“It is hard to change someone’s life with one touch or one opportunity. You have more chances of success if you have multiple touches along the way, as talented youth navigate where they want to go in life,” says Dr. Latimore.
This year’s program included students from Florida, Tennessee, Ohio, and California. Dr. Latimore and others expect to see the program expand next year to have more Meharry students conducting research in more specialty programs.
The program is already impacting how Mycah Pumphrey sees her future in medicine. The 26-year-old is researching epilepsy and post-traumatic stress disorder with the Yale Department of Neurosurgery.
She’s learned a lot about how to approach a research project and how to write. “These are opportunities I was never afforded before,” says Pumphrey, who grew up in Los Angeles. She completed her undergraduate degree at Fisk University in Nashville and a master’s at Meharry before joining its medicine program. She has a personal interest in epilepsy, as both her youngest brother and her mother experience seizures.
“I’m getting the skills I need to maybe run a research lab or be a clinical researcher. I was thinking of being a pure clinical practitioner before this,” she says.
The six-week program entails working on both a clinical research and basic science project. The faculty mentors supply students with data and direction to complete their research posters.
Assistant professor of neurosurgery and section chief of epilepsy, Eyiyemisi Damisah, MD, who serves as faculty mentor for three students interested in neurosurgery, says the program helps students grasp research fundamentals.
“All the students make research posters. They learn to understand the logical flow of how science works, scientific reasoning and how to present a poster. The skills they learn are more important than the outcomes of any of the individual projects,” she says.
Dr. Damisah recalls not understanding how this aspect of academic medicine worked in her early years of medical school — and the steep learning curve.
Another critical component is the program’s focus on professional development. “It includes working on their CV and how to interview. How to pretty much on the same level playing field as any other applicant,” says Dr. Damisah. Those skills will come in handy when students apply to residency programs, advanced degrees, and jobs.

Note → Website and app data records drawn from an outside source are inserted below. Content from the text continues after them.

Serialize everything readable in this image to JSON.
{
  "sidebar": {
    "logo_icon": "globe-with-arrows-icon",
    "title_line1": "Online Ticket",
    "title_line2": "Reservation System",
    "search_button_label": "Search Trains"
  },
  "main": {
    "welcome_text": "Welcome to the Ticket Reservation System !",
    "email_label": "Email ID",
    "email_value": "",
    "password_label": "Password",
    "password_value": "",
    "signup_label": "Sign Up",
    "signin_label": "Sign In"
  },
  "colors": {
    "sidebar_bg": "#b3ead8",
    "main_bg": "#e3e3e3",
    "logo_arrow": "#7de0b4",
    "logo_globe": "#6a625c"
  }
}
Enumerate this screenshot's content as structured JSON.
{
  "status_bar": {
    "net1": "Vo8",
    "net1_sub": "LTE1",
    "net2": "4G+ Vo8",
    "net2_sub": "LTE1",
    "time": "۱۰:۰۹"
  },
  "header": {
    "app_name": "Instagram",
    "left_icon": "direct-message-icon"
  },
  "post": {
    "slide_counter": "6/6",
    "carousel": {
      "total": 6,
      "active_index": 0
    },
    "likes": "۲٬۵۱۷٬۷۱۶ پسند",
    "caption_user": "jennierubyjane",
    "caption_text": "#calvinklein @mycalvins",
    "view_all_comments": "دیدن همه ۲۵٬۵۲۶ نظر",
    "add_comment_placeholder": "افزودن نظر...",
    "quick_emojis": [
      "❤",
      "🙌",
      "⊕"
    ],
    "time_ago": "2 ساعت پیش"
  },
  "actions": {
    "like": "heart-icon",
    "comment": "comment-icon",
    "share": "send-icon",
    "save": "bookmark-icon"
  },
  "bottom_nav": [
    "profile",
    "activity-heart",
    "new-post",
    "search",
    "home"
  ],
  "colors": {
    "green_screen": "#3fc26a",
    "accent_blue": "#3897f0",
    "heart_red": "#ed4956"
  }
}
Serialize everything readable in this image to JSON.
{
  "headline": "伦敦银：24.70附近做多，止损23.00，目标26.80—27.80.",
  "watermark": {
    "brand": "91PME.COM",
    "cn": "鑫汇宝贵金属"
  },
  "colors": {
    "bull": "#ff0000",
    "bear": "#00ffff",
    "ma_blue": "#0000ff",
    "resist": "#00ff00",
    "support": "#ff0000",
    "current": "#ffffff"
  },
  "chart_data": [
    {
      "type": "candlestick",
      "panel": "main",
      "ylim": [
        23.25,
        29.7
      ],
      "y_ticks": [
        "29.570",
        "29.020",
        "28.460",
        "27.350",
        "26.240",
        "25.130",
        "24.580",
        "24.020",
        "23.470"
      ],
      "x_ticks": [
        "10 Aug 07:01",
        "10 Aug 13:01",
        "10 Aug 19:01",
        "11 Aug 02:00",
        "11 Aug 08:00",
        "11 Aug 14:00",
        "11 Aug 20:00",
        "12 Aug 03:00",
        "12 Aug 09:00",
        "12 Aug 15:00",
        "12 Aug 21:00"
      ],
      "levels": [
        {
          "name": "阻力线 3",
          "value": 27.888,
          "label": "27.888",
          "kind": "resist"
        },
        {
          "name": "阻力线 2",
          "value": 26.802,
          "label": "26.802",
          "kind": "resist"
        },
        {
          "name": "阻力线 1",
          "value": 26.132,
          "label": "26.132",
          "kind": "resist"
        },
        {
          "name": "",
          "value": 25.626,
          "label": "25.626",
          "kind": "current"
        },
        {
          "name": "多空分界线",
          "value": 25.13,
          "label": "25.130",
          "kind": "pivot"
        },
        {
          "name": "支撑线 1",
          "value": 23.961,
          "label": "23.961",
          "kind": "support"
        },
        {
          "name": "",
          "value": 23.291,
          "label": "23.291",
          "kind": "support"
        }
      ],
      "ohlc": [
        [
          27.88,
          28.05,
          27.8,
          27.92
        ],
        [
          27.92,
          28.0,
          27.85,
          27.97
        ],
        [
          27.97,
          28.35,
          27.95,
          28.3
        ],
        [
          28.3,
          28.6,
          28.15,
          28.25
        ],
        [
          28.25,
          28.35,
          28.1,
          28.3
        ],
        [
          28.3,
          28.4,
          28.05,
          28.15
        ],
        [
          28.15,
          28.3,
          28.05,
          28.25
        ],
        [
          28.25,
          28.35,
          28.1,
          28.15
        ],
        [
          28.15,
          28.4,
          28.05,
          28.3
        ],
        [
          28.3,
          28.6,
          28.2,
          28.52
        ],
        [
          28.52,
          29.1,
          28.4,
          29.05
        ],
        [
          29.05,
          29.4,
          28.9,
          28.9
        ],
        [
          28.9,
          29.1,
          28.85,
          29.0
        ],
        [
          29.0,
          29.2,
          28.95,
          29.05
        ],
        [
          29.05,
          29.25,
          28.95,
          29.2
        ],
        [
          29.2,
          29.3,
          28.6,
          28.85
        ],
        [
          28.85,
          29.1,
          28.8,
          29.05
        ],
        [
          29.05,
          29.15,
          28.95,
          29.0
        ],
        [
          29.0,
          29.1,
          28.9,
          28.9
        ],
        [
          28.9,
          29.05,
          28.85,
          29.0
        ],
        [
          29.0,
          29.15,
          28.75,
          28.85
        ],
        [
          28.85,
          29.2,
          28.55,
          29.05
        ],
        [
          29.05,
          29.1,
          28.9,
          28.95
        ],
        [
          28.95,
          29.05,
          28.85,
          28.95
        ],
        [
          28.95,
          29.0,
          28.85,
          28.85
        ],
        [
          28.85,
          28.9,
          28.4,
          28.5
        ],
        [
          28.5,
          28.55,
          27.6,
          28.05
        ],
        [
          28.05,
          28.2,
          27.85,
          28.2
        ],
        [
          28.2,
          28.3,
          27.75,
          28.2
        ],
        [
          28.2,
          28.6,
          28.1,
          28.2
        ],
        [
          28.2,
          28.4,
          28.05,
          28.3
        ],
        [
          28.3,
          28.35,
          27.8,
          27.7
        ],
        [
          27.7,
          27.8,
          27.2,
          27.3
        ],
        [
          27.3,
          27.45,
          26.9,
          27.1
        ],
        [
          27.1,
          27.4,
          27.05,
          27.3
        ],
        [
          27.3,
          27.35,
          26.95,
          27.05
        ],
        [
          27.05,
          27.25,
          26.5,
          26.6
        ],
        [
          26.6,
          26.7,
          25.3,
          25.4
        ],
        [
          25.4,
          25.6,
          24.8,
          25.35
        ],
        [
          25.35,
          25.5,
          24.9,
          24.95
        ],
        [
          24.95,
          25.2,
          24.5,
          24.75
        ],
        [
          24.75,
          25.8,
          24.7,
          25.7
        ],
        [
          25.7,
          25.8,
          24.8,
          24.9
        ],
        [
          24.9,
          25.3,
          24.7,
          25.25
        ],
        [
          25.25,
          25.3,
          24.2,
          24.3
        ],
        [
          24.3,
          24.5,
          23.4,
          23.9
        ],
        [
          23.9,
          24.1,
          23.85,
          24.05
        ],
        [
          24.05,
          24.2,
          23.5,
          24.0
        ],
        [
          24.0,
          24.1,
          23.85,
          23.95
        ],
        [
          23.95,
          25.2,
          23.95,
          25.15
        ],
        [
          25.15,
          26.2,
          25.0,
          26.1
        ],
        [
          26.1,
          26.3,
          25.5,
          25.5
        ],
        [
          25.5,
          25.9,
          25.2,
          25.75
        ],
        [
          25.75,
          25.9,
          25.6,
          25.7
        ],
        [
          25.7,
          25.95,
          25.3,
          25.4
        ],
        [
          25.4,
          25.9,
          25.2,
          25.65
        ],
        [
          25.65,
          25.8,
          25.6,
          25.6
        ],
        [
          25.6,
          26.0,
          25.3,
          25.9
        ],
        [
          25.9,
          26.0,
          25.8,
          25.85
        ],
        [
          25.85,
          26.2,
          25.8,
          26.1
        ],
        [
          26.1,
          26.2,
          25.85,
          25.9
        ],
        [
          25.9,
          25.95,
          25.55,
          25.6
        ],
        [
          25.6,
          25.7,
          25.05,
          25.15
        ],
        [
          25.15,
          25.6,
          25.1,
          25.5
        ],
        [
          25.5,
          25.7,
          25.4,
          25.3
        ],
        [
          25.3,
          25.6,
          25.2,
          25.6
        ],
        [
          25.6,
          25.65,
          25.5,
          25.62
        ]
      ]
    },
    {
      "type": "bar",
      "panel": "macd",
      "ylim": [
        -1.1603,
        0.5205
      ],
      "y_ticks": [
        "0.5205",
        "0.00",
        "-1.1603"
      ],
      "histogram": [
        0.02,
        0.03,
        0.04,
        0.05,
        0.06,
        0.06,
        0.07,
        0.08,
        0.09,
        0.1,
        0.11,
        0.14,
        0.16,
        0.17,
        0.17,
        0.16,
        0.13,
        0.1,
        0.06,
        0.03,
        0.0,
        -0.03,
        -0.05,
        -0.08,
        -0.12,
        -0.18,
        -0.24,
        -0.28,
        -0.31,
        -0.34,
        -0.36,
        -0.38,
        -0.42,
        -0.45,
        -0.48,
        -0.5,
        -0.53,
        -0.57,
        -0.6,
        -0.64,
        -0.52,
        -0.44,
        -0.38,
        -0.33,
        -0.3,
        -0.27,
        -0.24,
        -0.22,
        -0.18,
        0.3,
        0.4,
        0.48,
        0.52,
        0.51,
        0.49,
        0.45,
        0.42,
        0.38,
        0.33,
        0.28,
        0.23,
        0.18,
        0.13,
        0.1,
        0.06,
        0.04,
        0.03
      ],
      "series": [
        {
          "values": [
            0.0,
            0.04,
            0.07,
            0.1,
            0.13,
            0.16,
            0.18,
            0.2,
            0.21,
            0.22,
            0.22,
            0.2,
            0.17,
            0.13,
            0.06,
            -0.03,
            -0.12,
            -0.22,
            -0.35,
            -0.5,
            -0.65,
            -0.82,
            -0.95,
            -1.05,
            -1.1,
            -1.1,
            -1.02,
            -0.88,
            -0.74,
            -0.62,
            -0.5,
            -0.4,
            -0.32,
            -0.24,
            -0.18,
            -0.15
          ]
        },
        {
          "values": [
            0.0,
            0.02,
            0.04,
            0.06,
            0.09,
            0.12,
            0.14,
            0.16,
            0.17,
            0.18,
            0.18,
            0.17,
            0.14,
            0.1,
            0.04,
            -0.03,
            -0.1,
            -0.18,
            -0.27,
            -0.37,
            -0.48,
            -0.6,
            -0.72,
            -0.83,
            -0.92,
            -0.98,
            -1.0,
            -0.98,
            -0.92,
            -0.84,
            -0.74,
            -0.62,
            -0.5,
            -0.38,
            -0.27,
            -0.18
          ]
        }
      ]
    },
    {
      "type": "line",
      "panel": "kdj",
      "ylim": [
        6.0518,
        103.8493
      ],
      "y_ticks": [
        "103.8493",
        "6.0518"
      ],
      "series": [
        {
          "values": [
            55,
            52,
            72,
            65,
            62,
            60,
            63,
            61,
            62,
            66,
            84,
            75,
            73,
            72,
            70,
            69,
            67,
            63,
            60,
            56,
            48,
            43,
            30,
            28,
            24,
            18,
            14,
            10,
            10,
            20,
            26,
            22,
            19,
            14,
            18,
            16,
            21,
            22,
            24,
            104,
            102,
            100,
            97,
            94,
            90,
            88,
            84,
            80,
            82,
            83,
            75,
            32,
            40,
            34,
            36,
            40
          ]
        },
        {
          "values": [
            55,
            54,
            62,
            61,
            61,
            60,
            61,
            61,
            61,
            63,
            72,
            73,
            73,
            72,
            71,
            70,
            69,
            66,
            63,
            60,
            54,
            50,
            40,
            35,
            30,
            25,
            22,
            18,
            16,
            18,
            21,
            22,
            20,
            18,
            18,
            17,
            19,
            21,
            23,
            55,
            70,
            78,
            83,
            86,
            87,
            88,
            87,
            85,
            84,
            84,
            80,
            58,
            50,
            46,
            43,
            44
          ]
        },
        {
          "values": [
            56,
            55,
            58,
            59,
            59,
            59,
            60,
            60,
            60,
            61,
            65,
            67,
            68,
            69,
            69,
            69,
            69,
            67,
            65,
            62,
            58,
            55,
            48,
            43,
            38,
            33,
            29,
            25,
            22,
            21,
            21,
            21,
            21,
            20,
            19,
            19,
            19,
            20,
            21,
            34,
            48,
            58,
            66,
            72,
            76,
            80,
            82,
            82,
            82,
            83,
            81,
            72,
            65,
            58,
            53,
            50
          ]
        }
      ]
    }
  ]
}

Aladine Elsamadicy, MD, a PGY-4 neurosurgery resident, is heavily involved in making sure the students are well supported by mentors during the program.
Frequent Zoom meetings with principal investigators, residents, other faculty, and mentors help students understand what’s going on across the medical school and familiarize them with the various specialties and research programs — some of which might not be available at Meharry at all, such as neurosurgery.
“When you’re in medical school, it’s difficult to know what kind of doctor you want to be,” says Dr. Damisah. “We want to provide them with a safe way of exploring the different specialties in medicine. You have a lot of people in medicine saying, ‘I want to be a surgeon.’ But how do you know you want to be a surgeon?”
Notably, the program aims to make students feel welcome at Yale. That’s tricky in a virtual program — many students are planning to visit campus next spring to get that on-the-ground experience.
It seems to be working. “Everyone has made it clear they want us to learn and give us a great experience,” says Pumphrey.
For her, her impression of what an elite, large school like Yale would be like has proven very different from what she’s seen through the summer research program. “You hear the stereotypes, but you don’t really know what it’s like to go there,” she says. “They made it feel as homey as Meharry.”